Yesterday at around noon, a major surprise was announced in baseball. Well, that is, if you set aside the absurd contracts being given to the likes of Juan Pierre, Alfonso Soriano, and others, Justin Morneau winning the AL MVP award is pretty surprising. At the same time, it's almost an ambiguous feeling I get in considering it.
When me and my fellow blogger, Mr. Nelson, chose our picks for awards weeks ago, we both picked Twins for MVP but neither of us picked Morneau. I chose Joe Mauer. Oddly, I agree with ESPN's Keith Law (yes, its an Insider story. Yes, ESPN's Insider thing is incredibly dumb), whom I find to have an asserted and obvious dislike for the Twins at times. For one, Mauer is a catcher and likely the best catcher in the bigs, as his offense and defense are both spectacular. I don't think I need to recite any of the stats, since everyone has seen them over and over again by now, but Mauer had one of the best seasons for a catcher EVER.
There is no joke in that. Mauer's season falls in there with Piazza, Bench, Berra, Fisk, and the other few great offensive catchers. Mauer is the only catcher to ever win a major league batting title and his .347 average is one of the highest ever for a catcher, falling below only Piazza (.362, 1997). When a player has a historically great season and there isn't a clear MVP candidate, I would think the choice would be clear.
However, the same thing can be said about Johan Santana. Considering the offensive era and year he pitched in, his year was incredible. He was also the first pitcher to win the Major League Pitching Triple Crown since Dwight Gooden in 1985. In our recent post on Santana, we mentioned the other historical great things he has done. I am a believer that a pitcher who has a historically great season with no clear offensive MVP deserves the award. Pedro should have won it in 2000, Roger Clemens did win it in 1986, and Gooden probably should have won it in 1985.
Despite all the potential reasons not to support Morneau for MVP, he did win it and it's awfully hard to be upset about it. He did have a great second half, hitting .362, and his 130 RBI are the second most in Twins history, next to Harmon Killebrew's 140 in 1969's MVP campaign. The core issue is the obsession voters have with slugging first basemen.
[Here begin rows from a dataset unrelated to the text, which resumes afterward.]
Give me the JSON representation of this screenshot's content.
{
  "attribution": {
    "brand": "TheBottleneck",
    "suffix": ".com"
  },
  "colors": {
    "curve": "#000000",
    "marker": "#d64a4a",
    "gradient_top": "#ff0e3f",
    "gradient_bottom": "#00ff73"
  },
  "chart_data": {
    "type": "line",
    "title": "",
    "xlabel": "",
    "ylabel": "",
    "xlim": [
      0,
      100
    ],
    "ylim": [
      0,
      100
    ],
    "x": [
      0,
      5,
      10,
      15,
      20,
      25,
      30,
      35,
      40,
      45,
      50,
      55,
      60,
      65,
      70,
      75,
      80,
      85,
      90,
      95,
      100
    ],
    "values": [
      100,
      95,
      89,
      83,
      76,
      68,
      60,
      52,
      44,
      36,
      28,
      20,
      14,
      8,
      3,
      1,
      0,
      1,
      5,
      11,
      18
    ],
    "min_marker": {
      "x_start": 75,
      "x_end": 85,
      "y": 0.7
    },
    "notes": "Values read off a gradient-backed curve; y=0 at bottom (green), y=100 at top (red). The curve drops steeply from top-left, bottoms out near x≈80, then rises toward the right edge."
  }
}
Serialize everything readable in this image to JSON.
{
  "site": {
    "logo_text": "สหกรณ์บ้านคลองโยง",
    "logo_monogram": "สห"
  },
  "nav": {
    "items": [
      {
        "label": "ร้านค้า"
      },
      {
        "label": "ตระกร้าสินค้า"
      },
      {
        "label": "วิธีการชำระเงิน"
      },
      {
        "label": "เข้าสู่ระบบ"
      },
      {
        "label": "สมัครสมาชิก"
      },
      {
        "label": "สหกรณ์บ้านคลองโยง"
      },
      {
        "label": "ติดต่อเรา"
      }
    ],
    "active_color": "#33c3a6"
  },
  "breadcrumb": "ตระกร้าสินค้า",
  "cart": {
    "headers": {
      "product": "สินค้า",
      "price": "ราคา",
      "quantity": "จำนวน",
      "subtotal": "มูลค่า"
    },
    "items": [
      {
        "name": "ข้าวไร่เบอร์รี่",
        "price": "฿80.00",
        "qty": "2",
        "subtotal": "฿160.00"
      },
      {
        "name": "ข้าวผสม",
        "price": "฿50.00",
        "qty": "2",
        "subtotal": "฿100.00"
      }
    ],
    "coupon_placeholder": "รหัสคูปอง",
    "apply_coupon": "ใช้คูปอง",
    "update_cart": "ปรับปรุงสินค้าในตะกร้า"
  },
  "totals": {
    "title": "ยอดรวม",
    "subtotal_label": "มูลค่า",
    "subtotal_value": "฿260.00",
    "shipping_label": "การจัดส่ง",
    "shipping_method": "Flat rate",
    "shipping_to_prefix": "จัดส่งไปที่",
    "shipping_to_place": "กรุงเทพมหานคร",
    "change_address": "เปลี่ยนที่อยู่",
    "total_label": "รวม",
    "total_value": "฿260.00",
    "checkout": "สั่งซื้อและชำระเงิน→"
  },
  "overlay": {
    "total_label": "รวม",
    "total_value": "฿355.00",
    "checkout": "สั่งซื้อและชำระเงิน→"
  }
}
We saw it with Ryan Howard winning the NL award this year, and there are plenty of past examples: Jason Giambi (for all purposes, a DH) in 2000, Mo Vaughn in 1995 (what an awful choice that was), Ken Caminiti in 1996, and Jeff Bagwell and Frank Thomas in 1994. The Thomas and Bagwell choices were obvious, but many of the others were chosen with better candidates available.
As already mentioned, Pedro should have been the obvious winner over Giambi in 2000. Pujols, another slugging first basemen--albeit one who plays good defense--should have won in the NL this year, but the voters obsession with homers and RBI became quite clear. Voters seem to avoid looking at other stats, like runs created, VORP, numbers with RISP (Pujols hit nearly .400, Howard hit around .260), and game-winning homers (Pujols had a ridiculous 18). In 1995, Vaughn won because Edgar Martinez, who had an incredible year hitting .356 with 52 doubles and a 1.107 OPS, was a designated while Vaughn was a shoddy first baseman who should have been DHing but had more home runs than Martinez.
Is all this to say that I am adamently angry about the results of this year's MVP vote? Yes and no. I'm happy that Morneau won the award. How couldn't I be? He plays for my favorite team and he had a phenomenal year. At the same time, the continued preference of the voters is consistently annoying. When a player has an amazing career, half the time, it is ignored by MVP voters. It's a tough position, but I think it has to be consistently said that the voting process is watered down to the point that it's hard to put much stock in the awards. Nonetheless, I'm happy to see a Twin win it.
The thing is, while all these points are legitimate and the voters make ridiculous decisions practically yearly, there isn't much to do about it and lets face it: too many people spend too much time discussing. The thing is, Morneau really had a great year. His second half is worthy of infinite praise. He had the most two-out RBIs in the AL and hit a ridiculous .593/.511/1.074 with a man on third and less than two outs, collecting 40 RBI and 11 sac flies along the way.
He also, notably, was hitting .235/.295/.444 with 6 HR and 23 RBI on June 8th, just before his breakout 2 HR, 5 RBI game against the Orioles the next day. In the combined months of June and July, he hit .387 with 18 HRs and 52 RBI. That is an incredible two months and, of course, in those months, the Twins went 38-15, including 36-10 after June 8.
It also is a good story. Morneau's 2005 season wasn't downright awful, but it wasn't very good either and some people felt that Morneau might not live up to his expectations. To go from a season that casts so much doubt on a player to a season in which he wins the MVP and helps lead his team to the playoffs is something worth rewarding as well. While Santana and Mauer were certainly worthy, and maybe more so than Justin, it's pointless to scrabble over it when a Twin won it. His teammates were proud to see him win it and thought he deserved it. Although I agree with Law that Mauer and Santana were better candidates, I don't think it was a "laughable pick."
A Twin for MVP, a Twin for Cy Young, a Twin for Executive of the Year, and plenty more votes in other races? Not too shabby for the 2006 Twinkies. Congrats, Justin, and lets hope the voters eventually figure things out.